The bioreactor at right contains a swirling brew of future dog food. Spin koji spores with a bit of sugar water, and they produce a beige-colored protein.

So what, besides the protein source, sets Wild Earth apart? The company claims that its kibble will have a higher protein content and eventually, as production scales up, a lower cost. Popular vegan and vegetarian dog-food brands contain about 18 to 24 percent protein and can cost upward of $50 for a 20-pound bag. Wild Earth’s inventors say theirs will contain 30 percent protein. At first, it will be a premium product, at over $20 for a five-pound bag. But since koji is so low-maintenance (and does not, unlike plant protein, require large-scale agriculture to produce), the founders aim ultimately to bring the price down to mid-range.

Bags of Wild Earth’s prototype kibble sit on a desk amid the rows of bright cubicles in Bonneville Labs’ work space. These are “vegan bacon” flavor and baked with a blend of koji-made protein and chickpea flour. Wild Earth’s head of operations, Abril Estrada, is experimenting with different flours, such as buckwheat and pea, to get the right fiber content and texture. She’s also fine-tuning two other flavors of kibble: vegan cheese and vegan chicken. Once those recipes are ready, the food will be produced at a commercial kitchen in Oakland. Wild Earth intends to deliver its first bags for sale to 100 handpicked customers in June.

Estrada offers me a piece of the brown, oval-shaped dog food. It is dense, crunchy, and earthy, with a taste like a dark rye cracker. Bethencourt pops one in his mouth, too. “I’ve eaten so much of this stuff,” he says.

Viewing the next product in development, the cultured mouse meat, is a far less casual affair. Back in the lab, Bethencourt and Estrada don insulated gloves and open a hefty canister of liquid nitrogen. Vapor pours out as they extract a little test tube containing a speck of Wild Earth’s edgier protein. No taste tests here. “It’s a bit gooey,” says Bethencourt. “It’s definitely not ready for prime time, but we wanted to say it’s possible.”

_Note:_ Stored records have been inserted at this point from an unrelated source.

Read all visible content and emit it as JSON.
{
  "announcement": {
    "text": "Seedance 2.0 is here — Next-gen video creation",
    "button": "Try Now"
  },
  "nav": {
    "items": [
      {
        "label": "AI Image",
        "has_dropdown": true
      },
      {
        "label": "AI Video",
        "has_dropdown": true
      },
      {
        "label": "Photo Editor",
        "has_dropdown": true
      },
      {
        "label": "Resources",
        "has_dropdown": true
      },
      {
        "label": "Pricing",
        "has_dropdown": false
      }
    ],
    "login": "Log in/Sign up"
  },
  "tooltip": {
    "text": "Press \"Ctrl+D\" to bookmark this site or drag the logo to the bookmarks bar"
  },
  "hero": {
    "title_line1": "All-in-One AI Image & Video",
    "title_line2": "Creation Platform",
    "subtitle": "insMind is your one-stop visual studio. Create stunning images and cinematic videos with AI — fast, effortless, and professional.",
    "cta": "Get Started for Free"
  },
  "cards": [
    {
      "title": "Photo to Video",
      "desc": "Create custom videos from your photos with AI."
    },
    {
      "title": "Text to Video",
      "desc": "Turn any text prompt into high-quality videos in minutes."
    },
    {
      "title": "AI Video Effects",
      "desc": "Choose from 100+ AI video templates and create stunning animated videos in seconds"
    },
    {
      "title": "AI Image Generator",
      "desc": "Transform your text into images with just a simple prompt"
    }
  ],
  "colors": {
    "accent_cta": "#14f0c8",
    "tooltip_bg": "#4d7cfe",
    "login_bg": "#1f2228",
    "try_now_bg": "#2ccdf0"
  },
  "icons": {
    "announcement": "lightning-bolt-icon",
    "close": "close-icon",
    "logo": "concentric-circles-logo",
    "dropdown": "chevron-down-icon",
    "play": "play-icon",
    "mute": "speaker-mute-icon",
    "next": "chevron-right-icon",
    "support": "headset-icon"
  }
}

This mouse meat was grown in the lab from an existing line of mouse-muscle cells normally used for science experiments, not food. It’s key to Wild Earth’s aim to make cat food, because cats, unlike dogs, must eat meat. Wild Earth still has to develop a way to culture the cells without bovine growth hormone. Making lab-grown meat for dog food will be next.

Wild Earth’s product rollout has a stealthier aim: a stepwise progression toward normalcy for animal-free meat. If fungus-made protein for dogs is Wild Earth’s gateway to lab-grown mouse meat for cats, then the cat food is Bethencourt’s Trojan horse to introduce lab-grown meat for humans.

“If I was asked: ‘In 10 years’ time are we going have clean meat?’ Without a doubt,” Bethencourt says. “In five years’ time, I’m hopeful.”

But getting there by way of pet food? Bethencourt acknowledges that he has colleagues in the lab-grown food industry who wish he wouldn’t go that route. Lab-grown meat already will have to overcome an ick factor among some people. If the first major commercial lab-grown meat product is pet food, won’t people think lab-grown meat is (wait for it) for the dogs?

Bethencourt, though, is going to the barricades, aiming to upend an industry that he sees as unkind and unsustainable.

“I won’t say who, but pretty much everyone says, ‘Don’t do it,’” he says. “I hear where everyone is coming from, but this is something we can do, and it’s going to be transformative. The sooner we get there the better.”